Defense options

It is said that the presence of an aswang can be identified by means of a bottle of a specific oil extracted from cooked and poured coconut flesh and mixed with various plant stalks, with special prayers being said. If the aswang comes closer or roams around your own house at night, then the oil should start to boil or froth. The reaction lasts until the aswang has moved away again.

According to popular belief , a very effective weapon against these creatures is the Buntot Pagi , a small spiked whip . Those brave enough to face an aswang in battle can also use a shining sword made of pure silver or an image of an old woman (a grandmother) to drive it away. The myth that silver weapons can chase away malicious creatures was probably taken from Western legend. If the aswang is an agitot, these monsters can be stopped by freshly prepared seminal fluid that is thrown or wiped in the agitot's path. The agitot will lick up the liquid before pursuing its victim any further.

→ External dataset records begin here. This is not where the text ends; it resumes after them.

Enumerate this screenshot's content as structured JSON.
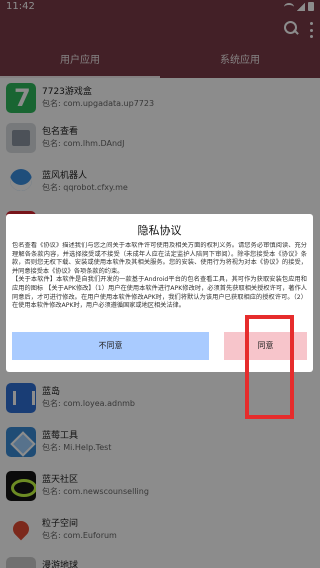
{
  "status_bar": {
    "time": "11:42"
  },
  "tabs": [
    {
      "label": "用户应用",
      "active": true
    },
    {
      "label": "系统应用",
      "active": false
    }
  ],
  "apps": [
    {
      "name": "7723游戏盒",
      "package": "包名: com.upgadata.up7723",
      "icon": "number-7-icon"
    },
    {
      "name": "包名查看",
      "package": "包名: com.lhm.DAndJ",
      "icon": "box-icon"
    },
    {
      "name": "蓝风机器人",
      "package": "包名: qqrobot.cfxy.me",
      "icon": "robot-icon"
    },
    {
      "name": "",
      "package": "",
      "icon": "red-app-icon"
    },
    {
      "name": "蓝岛",
      "package": "包名: com.loyea.adnmb",
      "icon": "blue-bars-icon"
    },
    {
      "name": "蓝莓工具",
      "package": "包名: Mi.Help.Test",
      "icon": "cube-icon"
    },
    {
      "name": "蓝天社区",
      "package": "包名: com.newscounselling",
      "icon": "ring-icon"
    },
    {
      "name": "粒子空间",
      "package": "包名: com.Euforum",
      "icon": "flower-icon"
    },
    {
      "name": "漫游地球",
      "package": "",
      "icon": "app-icon"
    }
  ],
  "dialog": {
    "title": "隐私协议",
    "paragraphs": [
      "包名查看《协议》描述我们与您之间关于本软件许可使用及相关方面的权利义务。请您务必审慎阅读、充分理解各条款内容，并选择接受或不接受（未成年人应在法定监护人陪同下审阅）。除非您接受本《协议》条款，否则您无权下载、安装或使用本软件及其相关服务。您的安装、使用行为将视为对本《协议》的接受，并同意接受本《协议》各项条款的约束。",
      "【关于本软件】本软件是自我们开发的一款基于Android平台的包名查看工具，其可作为获取安装包应用和应用的图标 【关于APK修改】（1）用户在使用本软件进行APK修改时，必须首先获取相关授权许可，著作人同意后，才可进行修改。在用户使用本软件修改APK时，我们将默认为该用户已获取相应的授权许可。（2）在使用本软件修改APK时，用户必须遵循国家或地区相关法律。"
    ],
    "disagree_label": "不同意",
    "agree_label": "同意"
  },
  "colors": {
    "app_bar": "#7b3b47",
    "disagree_button": "#a9cbff",
    "agree_button": "#f7c5cb",
    "highlight_border": "#e62c2c"
  }
}
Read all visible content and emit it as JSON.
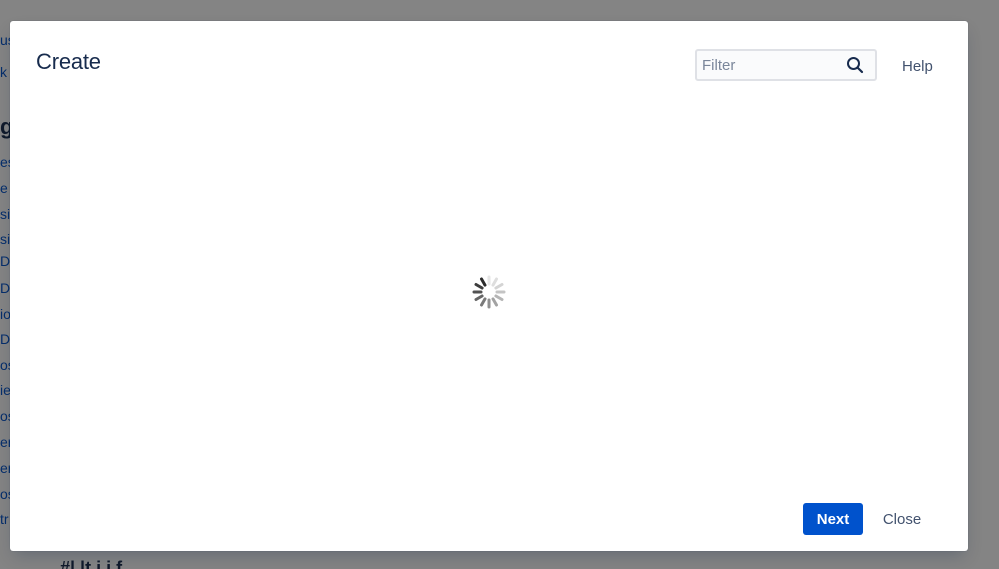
{
  "background": {
    "link_fragments": [
      "us",
      "k",
      "es",
      "e",
      "si",
      "si",
      "Do",
      "Do",
      "io",
      "D",
      "os",
      "ie",
      "os",
      "er",
      "er",
      "os",
      "tr"
    ],
    "heading_fragment": "gh",
    "bottom_text": "#| |t i   i f"
  },
  "dialog": {
    "title": "Create",
    "filter": {
      "placeholder": "Filter",
      "value": ""
    },
    "help_label": "Help",
    "loading_icon": "spinner-icon",
    "next_label": "Next",
    "close_label": "Close"
  },
  "colors": {
    "primary_button": "#0052cc",
    "title_text": "#172b4d",
    "secondary_text": "#42526e",
    "overlay": "#7f7f7f"
  }
}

Another way of defense is to throw salt, which will burn the skin of the Aswang due to the cleansing ability that the salt crystals are said to have in witchcraft. "Salt" means a combination of different alkali salts, not table salt alone. Hypochlorites and other types of salt, on the other hand, have the same effect on an aswang.

Reports and presentations

Like the stories about UFOs, the accounts of aswangs are one of the most popular articles in sensational papers and tabloids in the Philippines. This is especially true if grave robberies, child abductions and people with eccentric or peculiar characteristics as well as other inexplicable events are involved. It should be noted in these stories that there are still numerous superstitious people in the provinces who are still convinced of the existence of these characters.

Book, film and television

  • Science Fiction TV Series: Freaky Links Channel: FOX

In the short-lived TV series Freaky Links , the protagonists face an aswang in one episode. Inadvertently, the incarnation of this creature is released from a mysterious box. Without having a shape, she sets out to remain in the shadows and wanders around looking for victims. Instead of stealing dead bodies, this creature steals people's shadows and thus their life force.

  • Book: One! Hundred! Demons! , Author: Lynda Barry

In Lynda Barry's book One! Hundred! Demons! (One! Hundred! Demons!) One chapter deals with aswangs. In their version, the aswang is a dog during the day with its hind legs longer than the front. During the night, it transforms into a woman who sheds her legs and flies around in search of prey.

  • Film: Aswang (USA 1992), directed by Wrye Martin, Barry Poltermann

The American horror film Aswang (other title: The Unearthing ) is about a young, single, pregnant woman who is made an offer that she cannot refuse. She is offered by a young rich man, Mr. Peter Null, to mime his wife for a large sum of money, because this would be the wish of his dying mother. What she doesn't know is that the man and his family are human facades of Aswangs who are after their baby. The aswangs in this film feast on unborn fetuses and lick their blood with their long tubular tongues.

  • Mystery series: Lost Girl (since 2010), production company: Prodigy Pictures, Shaw Media

In the episode 1x06 What is poisonous, you don't eat, is an aswang. These people feed on human corpses delivered by the local funeral home. Because of their strong immune system, they can also easily eat heavily contaminated food, e.g. B. through Ebola or the plague . This also limits the spread of such diseases.

  • Grimm: 03x14 "The Offering", NBC (March 7, 2014)

In the center of this episode of the myth and fairy tale series Grimm , an aswang is at the center of the action. Detective Burkhardt and Griffin help a pregnant woman who was attacked by an aswang. The woman and her husband were on the advice of a police colleague from Dt. Burkhardt moved to Portland from the Philippines.

More figures

  • Manananggal
  • Multo
  • Caper
  • Tikbalang
  • Manta bungalow
  • Nuno sa Punso
  • Kataw
  • Bungisngis
  • Bakonawa
  • Tahamaling
  • Ada
  • Batibat
  • Sigbin
  • Buso
  • Pugot


Web links